Luhnow 'optimistic' about improving Astros at Meetings

Luhnow 'optimistic' about improving Astros at Meetings

SAN DIEGO -- The Astros' search for relief help could be close to reaping some rewards.

After coming up short in their pursuit of free-agent relief pitchers David Robertson and Andrew Miller, general manager Jeff Luhnow said Tuesday during his media briefing at the Winter Meetings that he's optimistic he can acquire a reliever through free agency or trade in the coming days.

The Winter Meetings are scheduled to end following Thursday's Rule 5 Draft, so Wednesday will be the final full day of the meetings.

"I'm still optimistic we can get something done in at least one area before we leave here," Luhnow said.

When asked if that meant adding a relief pitcher, Luhnow said: "Good chance of that."

The Astros have cast a wide net in their pursuit of a relief pitcher, preferably a closer.
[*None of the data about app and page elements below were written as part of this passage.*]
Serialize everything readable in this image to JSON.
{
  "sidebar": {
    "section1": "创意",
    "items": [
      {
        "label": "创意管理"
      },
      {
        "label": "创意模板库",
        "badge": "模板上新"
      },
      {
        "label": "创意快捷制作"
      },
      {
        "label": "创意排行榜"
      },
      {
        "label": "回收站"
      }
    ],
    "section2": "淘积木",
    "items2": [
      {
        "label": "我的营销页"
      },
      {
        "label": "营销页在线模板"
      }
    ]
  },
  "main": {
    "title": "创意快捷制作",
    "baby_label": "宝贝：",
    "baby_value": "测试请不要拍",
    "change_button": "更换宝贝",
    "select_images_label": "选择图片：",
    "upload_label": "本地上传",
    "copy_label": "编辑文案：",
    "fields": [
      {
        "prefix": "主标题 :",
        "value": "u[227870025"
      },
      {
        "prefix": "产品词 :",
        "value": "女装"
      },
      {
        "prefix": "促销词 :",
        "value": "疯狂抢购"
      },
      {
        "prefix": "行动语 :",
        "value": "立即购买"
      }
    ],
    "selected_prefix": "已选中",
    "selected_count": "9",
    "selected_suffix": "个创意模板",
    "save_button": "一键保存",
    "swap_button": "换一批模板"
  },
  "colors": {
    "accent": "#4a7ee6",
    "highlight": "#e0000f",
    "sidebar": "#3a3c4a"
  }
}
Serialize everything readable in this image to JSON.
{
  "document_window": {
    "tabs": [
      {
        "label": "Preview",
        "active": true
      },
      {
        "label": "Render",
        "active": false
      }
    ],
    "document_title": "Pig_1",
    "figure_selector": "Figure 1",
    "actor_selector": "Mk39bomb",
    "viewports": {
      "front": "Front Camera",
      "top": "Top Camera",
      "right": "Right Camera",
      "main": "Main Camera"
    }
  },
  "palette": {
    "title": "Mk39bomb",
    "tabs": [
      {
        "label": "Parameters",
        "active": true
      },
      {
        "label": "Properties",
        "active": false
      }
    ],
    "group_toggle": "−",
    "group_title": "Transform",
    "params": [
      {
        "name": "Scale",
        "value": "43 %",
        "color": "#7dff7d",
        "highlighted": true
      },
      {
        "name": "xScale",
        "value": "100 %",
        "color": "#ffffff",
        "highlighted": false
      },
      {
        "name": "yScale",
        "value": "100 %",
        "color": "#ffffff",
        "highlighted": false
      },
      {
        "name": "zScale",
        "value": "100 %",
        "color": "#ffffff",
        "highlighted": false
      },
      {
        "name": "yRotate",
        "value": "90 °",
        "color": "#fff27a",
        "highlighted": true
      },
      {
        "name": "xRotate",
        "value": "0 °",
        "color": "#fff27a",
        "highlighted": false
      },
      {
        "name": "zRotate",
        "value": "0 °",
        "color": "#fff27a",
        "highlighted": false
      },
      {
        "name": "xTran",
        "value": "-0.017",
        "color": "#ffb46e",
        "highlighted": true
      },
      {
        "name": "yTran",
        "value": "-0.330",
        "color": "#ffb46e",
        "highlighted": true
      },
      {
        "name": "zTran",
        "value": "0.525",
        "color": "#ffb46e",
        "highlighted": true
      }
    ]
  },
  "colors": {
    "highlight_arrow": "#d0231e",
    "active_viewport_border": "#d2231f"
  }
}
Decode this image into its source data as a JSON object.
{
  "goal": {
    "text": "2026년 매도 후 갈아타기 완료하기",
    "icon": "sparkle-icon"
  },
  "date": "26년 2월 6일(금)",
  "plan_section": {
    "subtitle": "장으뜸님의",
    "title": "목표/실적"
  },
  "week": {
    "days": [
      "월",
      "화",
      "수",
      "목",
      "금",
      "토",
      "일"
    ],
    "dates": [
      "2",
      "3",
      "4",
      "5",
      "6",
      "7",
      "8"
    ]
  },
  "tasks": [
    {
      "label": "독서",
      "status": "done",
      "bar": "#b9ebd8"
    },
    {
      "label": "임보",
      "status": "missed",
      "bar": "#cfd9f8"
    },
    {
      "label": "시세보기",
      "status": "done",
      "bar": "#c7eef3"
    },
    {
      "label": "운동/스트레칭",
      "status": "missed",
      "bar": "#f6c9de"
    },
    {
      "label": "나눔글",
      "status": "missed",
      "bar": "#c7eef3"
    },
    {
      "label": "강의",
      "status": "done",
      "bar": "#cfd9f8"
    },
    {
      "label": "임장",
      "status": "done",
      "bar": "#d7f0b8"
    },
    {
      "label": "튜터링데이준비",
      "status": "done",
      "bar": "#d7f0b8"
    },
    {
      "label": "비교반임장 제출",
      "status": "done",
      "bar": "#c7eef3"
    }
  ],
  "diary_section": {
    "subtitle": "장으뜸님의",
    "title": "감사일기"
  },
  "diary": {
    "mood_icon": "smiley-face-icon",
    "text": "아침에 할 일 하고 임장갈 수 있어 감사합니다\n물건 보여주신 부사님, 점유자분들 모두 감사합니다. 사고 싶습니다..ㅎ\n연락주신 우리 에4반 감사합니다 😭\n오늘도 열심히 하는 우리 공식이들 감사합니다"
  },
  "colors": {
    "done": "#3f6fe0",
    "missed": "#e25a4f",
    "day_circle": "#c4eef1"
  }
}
Among some of the top names left on the market are Sergio Romo and Luke Gregerson.

Luhnow said Miller's signing by the Yankees and Robertson's signing by the White Sox has sped up the free-agent reliever market. 

"There continues to be a lot of activity," Luhnow said. "I had several meetings today with player representatives and pushed discussions along with clubs, but nothing yet over the finish line, and still working on it."

Luhnow said acquiring a pitcher with experience at closer isn't a must. Chad Qualls served as closer last season and pitched well when he wasn't facing the A's. Josh Fields saved four games last season, but it's clear the Astros are looking for an upgrade in the ninth inning.

"I think we'd be open-minded, and ultimately that's a decision I'm going to put in [manager] A.J.'s [Hinch] hands," Luhnow said. "We have two guys on our club that have saved games -- Fields has been a closer and Qualls has been a closer. Having racked up saves in the past is an indication that the person can probably handle that pressure role, and that's a good thing, but all good closers were at one point not closers before they became that. We wouldn't shy away from adding someone from our bullpen just because they haven't been in that role."

The Astros had 54 blown saves over the past two seasons, five more than any other team.

"We all know the ninth inning, those last three outs, are the hardest outs to get and it's more than physical ability," Luhnow said. "There's mental toughness and confidence and the ability to bounce back, and all that."

Luhnow stops by MLB Now set

In their pursuit of Miller, a lefty, the Astros offered $40 million over four years before he opted for less money with the Yankees last week. Owner Jim Crane said Tuesday he personally called Miller to try to sway him to come to Houston, which is something he doesn't do often.

"It's [the front office's] job to get that stuff done, but sometimes I tell [potential free agents] what the team philosophy is and what we're trying to do, and the bottom line is we want to win," Crane said. "We want good players and good guys in the system, and we work as a team."

Crane reiterated the Astros' payroll will increase by about $20 million from last year's $50 million.

"We'll try to spend it wisely and give or take a little, but we're always flexible," Crane said.

Regardless, it appears the Astros are close to spending some of that money.

"There's so many factors out of your control, because ultimately players are the ones that need to make the decisions, or other teams need to make the decision," Luhnow said. "You try to control your part, but I would be disappointed if we don't come out of here with at least one piece to the puzzle."

Brian McTaggart is a reporter for and writes an MLBlog, Tag's Lines. Follow @brianmctaggart on Twitter. This story was not subject to the approval of Major League Baseball or its clubs.